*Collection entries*
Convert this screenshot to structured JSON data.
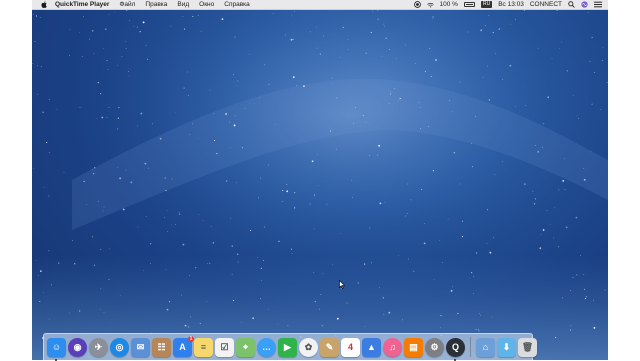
{
  "menubar": {
    "app_name": "QuickTime Player",
    "menus": [
      "Файл",
      "Правка",
      "Вид",
      "Окно",
      "Справка"
    ],
    "status": {
      "battery": "100 %",
      "input_source": "RU",
      "time": "Вс 13:03",
      "user": "CONNECT"
    }
  },
  "dock": {
    "items": [
      {
        "name": "finder",
        "color": "#2d8ef0",
        "glyph": "☺",
        "running": true
      },
      {
        "name": "siri",
        "color": "#5a3fb8",
        "glyph": "◉"
      },
      {
        "name": "launchpad",
        "color": "#8a8f99",
        "glyph": "✈"
      },
      {
        "name": "safari",
        "color": "#1e88e5",
        "glyph": "◎"
      },
      {
        "name": "mail",
        "color": "#5b8fd6",
        "glyph": "✉"
      },
      {
        "name": "contacts",
        "color": "#b5865a",
        "glyph": "☷"
      },
      {
        "name": "app-store",
        "color": "#2f80ed",
        "glyph": "A",
        "badge": "1"
      },
      {
        "name": "notes",
        "color": "#f5d76e",
        "glyph": "≡"
      },
      {
        "name": "reminders",
        "color": "#f3f3f3",
        "glyph": "☑"
      },
      {
        "name": "maps",
        "color": "#7cc26b",
        "glyph": "⌖"
      },
      {
        "name": "messages-bubble",
        "color": "#3aa0f5",
        "glyph": "…"
      },
      {
        "name": "facetime",
        "color": "#2fb34a",
        "glyph": "▶"
      },
      {
        "name": "photos",
        "color": "#f2f2f2",
        "glyph": "✿"
      },
      {
        "name": "preview",
        "color": "#c9a46a",
        "glyph": "✎"
      },
      {
        "name": "calendar",
        "color": "#ffffff",
        "glyph": "4"
      },
      {
        "name": "keynote",
        "color": "#3b7de0",
        "glyph": "▲"
      },
      {
        "name": "itunes",
        "color": "#f06292",
        "glyph": "♫"
      },
      {
        "name": "ibooks",
        "color": "#f57c00",
        "glyph": "▤"
      },
      {
        "name": "system-preferences",
        "color": "#7d7f84",
        "glyph": "⚙"
      },
      {
        "name": "quicktime-player",
        "color": "#2b2f38",
        "glyph": "Q",
        "running": true
      }
    ],
    "right_items": [
      {
        "name": "home-folder",
        "color": "#6f9fd8",
        "glyph": "⌂"
      },
      {
        "name": "downloads-folder",
        "color": "#5fb4ea",
        "glyph": "⬇"
      },
      {
        "name": "trash",
        "color": "#d9dde2",
        "glyph": "🗑"
      }
    ]
  }
}
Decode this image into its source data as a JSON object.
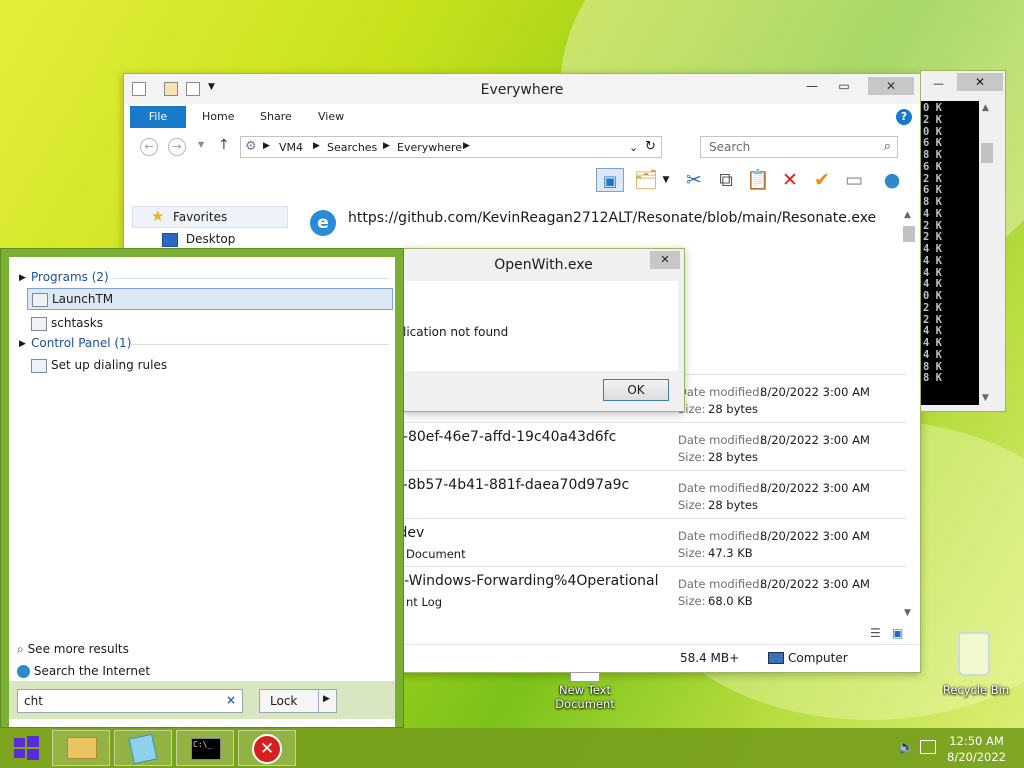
{
  "explorer": {
    "title": "Everywhere",
    "tabs": [
      "File",
      "Home",
      "Share",
      "View"
    ],
    "breadcrumb": [
      "VM4",
      "Searches",
      "Everywhere"
    ],
    "search_placeholder": "Search",
    "nav_favorites": "Favorites",
    "nav_desktop": "Desktop",
    "url_result": "https://github.com/KevinReagan2712ALT/Resonate/blob/main/Resonate.exe",
    "rows": [
      {
        "name": "",
        "sub": "",
        "modified_label": "Date modified:",
        "modified": "8/20/2022 3:00 AM",
        "size_label": "Size:",
        "size": "28 bytes"
      },
      {
        "name": "2-80ef-46e7-affd-19c40a43d6fc",
        "sub": "",
        "modified_label": "Date modified:",
        "modified": "8/20/2022 3:00 AM",
        "size_label": "Size:",
        "size": "28 bytes"
      },
      {
        "name": "a-8b57-4b41-881f-daea70d97a9c",
        "sub": "",
        "modified_label": "Date modified:",
        "modified": "8/20/2022 3:00 AM",
        "size_label": "Size:",
        "size": "28 bytes"
      },
      {
        "name": ".dev",
        "sub": "Document",
        "modified_label": "Date modified:",
        "modified": "8/20/2022 3:00 AM",
        "size_label": "Size:",
        "size": "47.3 KB"
      },
      {
        "name": "ft-Windows-Forwarding%4Operational",
        "sub": "nt Log",
        "modified_label": "Date modified:",
        "modified": "8/20/2022 3:00 AM",
        "size_label": "Size:",
        "size": "68.0 KB"
      }
    ],
    "status_size": "58.4 MB+",
    "status_location": "Computer"
  },
  "openwith": {
    "title": "OpenWith.exe",
    "message": "lication not found",
    "ok_label": "OK"
  },
  "console": {
    "lines": [
      "0 K",
      "2 K",
      "0 K",
      "6 K",
      "8 K",
      "6 K",
      "2 K",
      "6 K",
      "8 K",
      "4 K",
      "2 K",
      "2 K",
      "4 K",
      "4 K",
      "4 K",
      "4 K",
      "0 K",
      "2 K",
      "2 K",
      "4 K",
      "4 K",
      "4 K",
      "8 K",
      "8 K"
    ]
  },
  "start": {
    "programs_header": "Programs (2)",
    "programs": [
      "LaunchTM",
      "schtasks"
    ],
    "control_header": "Control Panel (1)",
    "control_items": [
      "Set up dialing rules"
    ],
    "see_more": "See more results",
    "search_internet": "Search the Internet",
    "query": "cht",
    "clear_glyph": "×",
    "power_label": "Lock"
  },
  "desktop_icons": {
    "new_text_doc": "New Text Document",
    "recycle_bin": "Recycle Bin"
  },
  "taskbar": {
    "time": "12:50 AM",
    "date": "8/20/2022"
  },
  "colors": {
    "accent": "#1979ca",
    "taskbar": "#769e1c",
    "start_frame": "#7bae34"
  }
}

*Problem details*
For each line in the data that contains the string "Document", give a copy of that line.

*Response to this exercise*
        "sub": "Document",
    "new_text_doc": "New Text Document",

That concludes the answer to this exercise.